[[ Provided data, beginning ]]

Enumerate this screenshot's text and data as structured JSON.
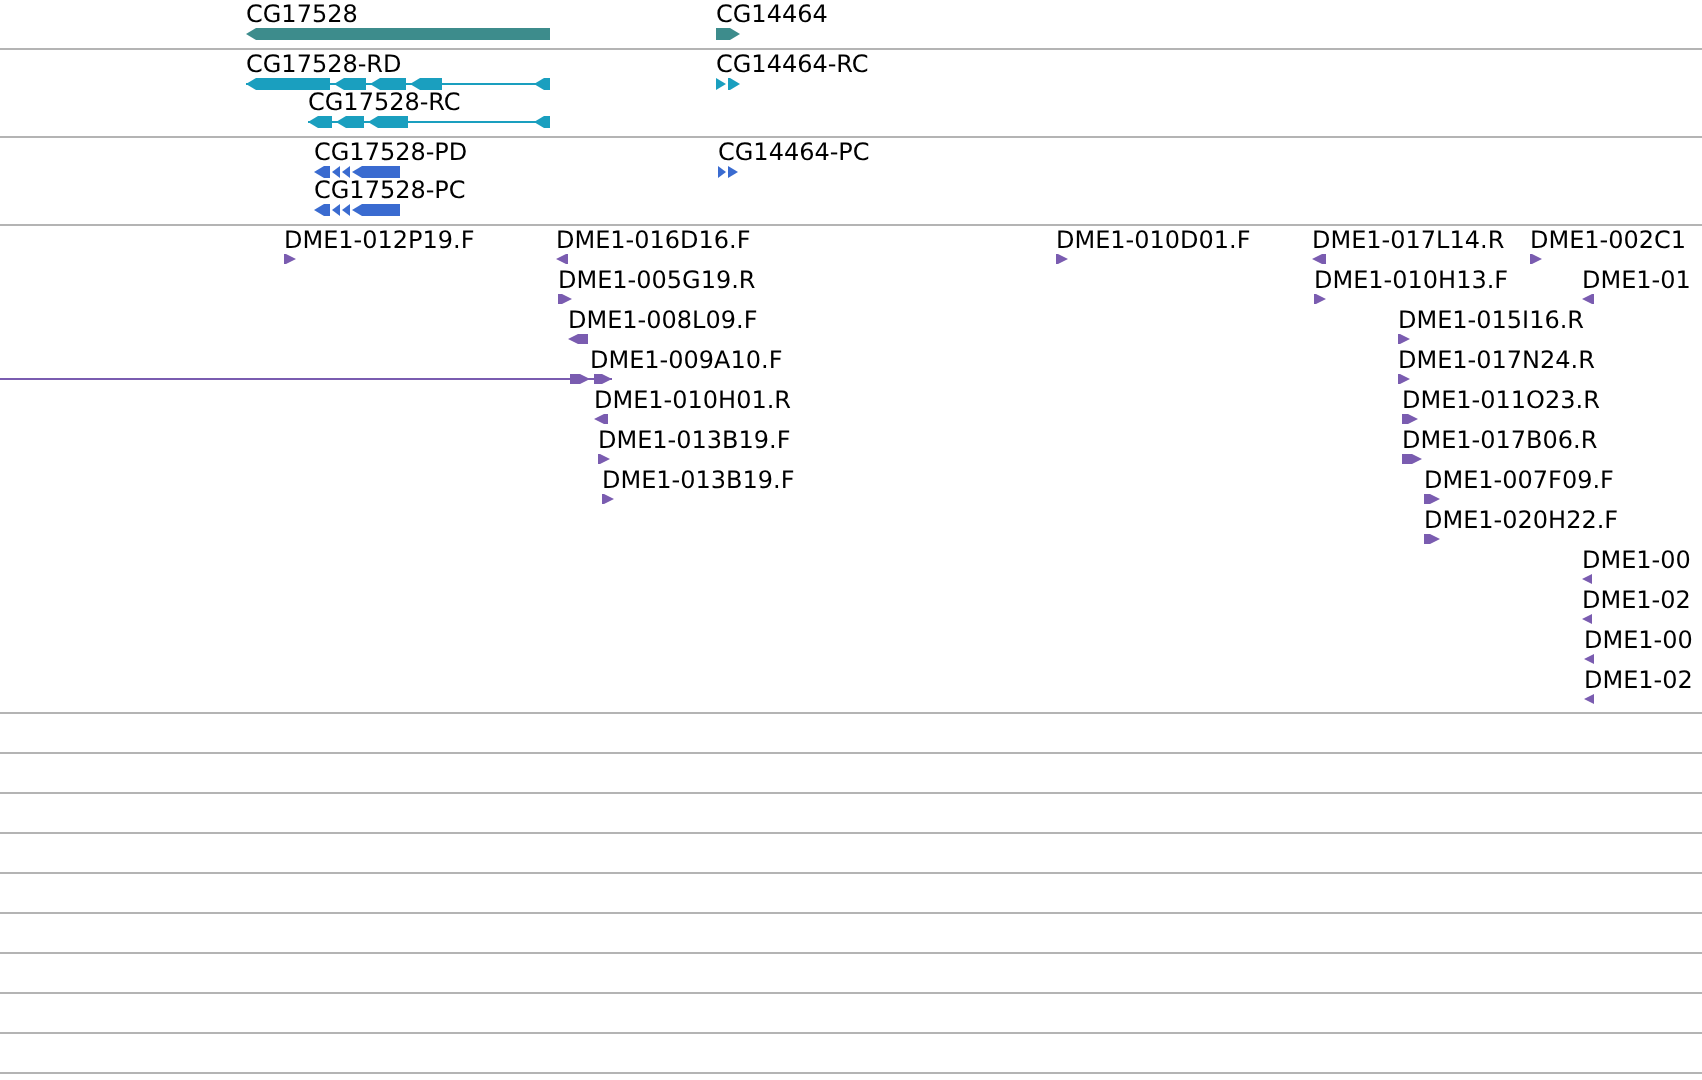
{
  "tracks": [
    {
      "kind": "gene",
      "features": [
        {
          "label": "CG17528",
          "forward": false
        },
        {
          "label": "CG14464",
          "forward": true
        }
      ]
    },
    {
      "kind": "transcript",
      "features": [
        {
          "label": "CG17528-RD",
          "forward": false
        },
        {
          "label": "CG17528-RC",
          "forward": false
        },
        {
          "label": "CG14464-RC",
          "forward": true
        }
      ]
    },
    {
      "kind": "protein",
      "features": [
        {
          "label": "CG17528-PD",
          "forward": false
        },
        {
          "label": "CG17528-PC",
          "forward": false
        },
        {
          "label": "CG14464-PC",
          "forward": true
        }
      ]
    },
    {
      "kind": "clone",
      "features": [
        {
          "label": "DME1-012P19.F",
          "forward": true
        },
        {
          "label": "DME1-016D16.F",
          "forward": false
        },
        {
          "label": "DME1-005G19.R",
          "forward": true
        },
        {
          "label": "DME1-008L09.F",
          "forward": false
        },
        {
          "label": "DME1-009A10.F",
          "forward": true
        },
        {
          "label": "DME1-010H01.R",
          "forward": false
        },
        {
          "label": "DME1-013B19.F",
          "forward": true
        },
        {
          "label": "DME1-013B19.F",
          "forward": true
        },
        {
          "label": "DME1-010D01.F",
          "forward": true
        },
        {
          "label": "DME1-017L14.R",
          "forward": false
        },
        {
          "label": "DME1-010H13.F",
          "forward": true
        },
        {
          "label": "DME1-002C1",
          "forward": true
        },
        {
          "label": "DME1-01",
          "forward": false
        },
        {
          "label": "DME1-015I16.R",
          "forward": true
        },
        {
          "label": "DME1-017N24.R",
          "forward": true
        },
        {
          "label": "DME1-011O23.R",
          "forward": true
        },
        {
          "label": "DME1-017B06.R",
          "forward": true
        },
        {
          "label": "DME1-007F09.F",
          "forward": true
        },
        {
          "label": "DME1-020H22.F",
          "forward": true
        },
        {
          "label": "DME1-00",
          "forward": false
        },
        {
          "label": "DME1-02",
          "forward": false
        },
        {
          "label": "DME1-00",
          "forward": false
        },
        {
          "label": "DME1-02",
          "forward": false
        }
      ]
    }
  ]
}
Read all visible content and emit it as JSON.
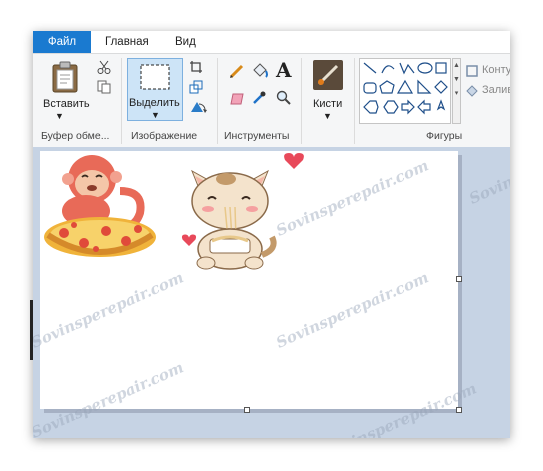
{
  "tabs": [
    {
      "label": "Файл"
    },
    {
      "label": "Главная"
    },
    {
      "label": "Вид"
    }
  ],
  "clipboard": {
    "paste_label": "Вставить",
    "group_label": "Буфер обме..."
  },
  "image": {
    "select_label": "Выделить",
    "group_label": "Изображение"
  },
  "tools": {
    "text_glyph": "A",
    "group_label": "Инструменты"
  },
  "brushes": {
    "label": "Кисти"
  },
  "shapes": {
    "outline_label": "Конту",
    "fill_label": "Залив",
    "group_label": "Фигуры"
  },
  "watermark": "Sovinsperepair.com",
  "colors": {
    "file_tab": "#1a7ad0",
    "canvas_bg": "#c6d3e4",
    "select_active": "#cde4f7"
  }
}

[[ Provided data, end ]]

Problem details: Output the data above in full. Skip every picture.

The completed task:
Enumerate this screenshot's text and data as structured JSON.
{
  "tracks": [
    {
      "kind": "gene",
      "features": [
        {
          "label": "CG17528",
          "forward": false
        },
        {
          "label": "CG14464",
          "forward": true
        }
      ]
    },
    {
      "kind": "transcript",
      "features": [
        {
          "label": "CG17528-RD",
          "forward": false
        },
        {
          "label": "CG17528-RC",
          "forward": false
        },
        {
          "label": "CG14464-RC",
          "forward": true
        }
      ]
    },
    {
      "kind": "protein",
      "features": [
        {
          "label": "CG17528-PD",
          "forward": false
        },
        {
          "label": "CG17528-PC",
          "forward": false
        },
        {
          "label": "CG14464-PC",
          "forward": true
        }
      ]
    },
    {
      "kind": "clone",
      "features": [
        {
          "label": "DME1-012P19.F",
          "forward": true
        },
        {
          "label": "DME1-016D16.F",
          "forward": false
        },
        {
          "label": "DME1-005G19.R",
          "forward": true
        },
        {
          "label": "DME1-008L09.F",
          "forward": false
        },
        {
          "label": "DME1-009A10.F",
          "forward": true
        },
        {
          "label": "DME1-010H01.R",
          "forward": false
        },
        {
          "label": "DME1-013B19.F",
          "forward": true
        },
        {
          "label": "DME1-013B19.F",
          "forward": true
        },
        {
          "label": "DME1-010D01.F",
          "forward": true
        },
        {
          "label": "DME1-017L14.R",
          "forward": false
        },
        {
          "label": "DME1-010H13.F",
          "forward": true
        },
        {
          "label": "DME1-002C1",
          "forward": true
        },
        {
          "label": "DME1-01",
          "forward": false
        },
        {
          "label": "DME1-015I16.R",
          "forward": true
        },
        {
          "label": "DME1-017N24.R",
          "forward": true
        },
        {
          "label": "DME1-011O23.R",
          "forward": true
        },
        {
          "label": "DME1-017B06.R",
          "forward": true
        },
        {
          "label": "DME1-007F09.F",
          "forward": true
        },
        {
          "label": "DME1-020H22.F",
          "forward": true
        },
        {
          "label": "DME1-00",
          "forward": false
        },
        {
          "label": "DME1-02",
          "forward": false
        },
        {
          "label": "DME1-00",
          "forward": false
        },
        {
          "label": "DME1-02",
          "forward": false
        }
      ]
    }
  ]
}
Read all visible content and emit it as JSON.
{
  "tabs": [
    {
      "label": "Файл"
    },
    {
      "label": "Главная"
    },
    {
      "label": "Вид"
    }
  ],
  "clipboard": {
    "paste_label": "Вставить",
    "group_label": "Буфер обме..."
  },
  "image": {
    "select_label": "Выделить",
    "group_label": "Изображение"
  },
  "tools": {
    "text_glyph": "A",
    "group_label": "Инструменты"
  },
  "brushes": {
    "label": "Кисти"
  },
  "shapes": {
    "outline_label": "Конту",
    "fill_label": "Залив",
    "group_label": "Фигуры"
  },
  "watermark": "Sovinsperepair.com",
  "colors": {
    "file_tab": "#1a7ad0",
    "canvas_bg": "#c6d3e4",
    "select_active": "#cde4f7"
  }
}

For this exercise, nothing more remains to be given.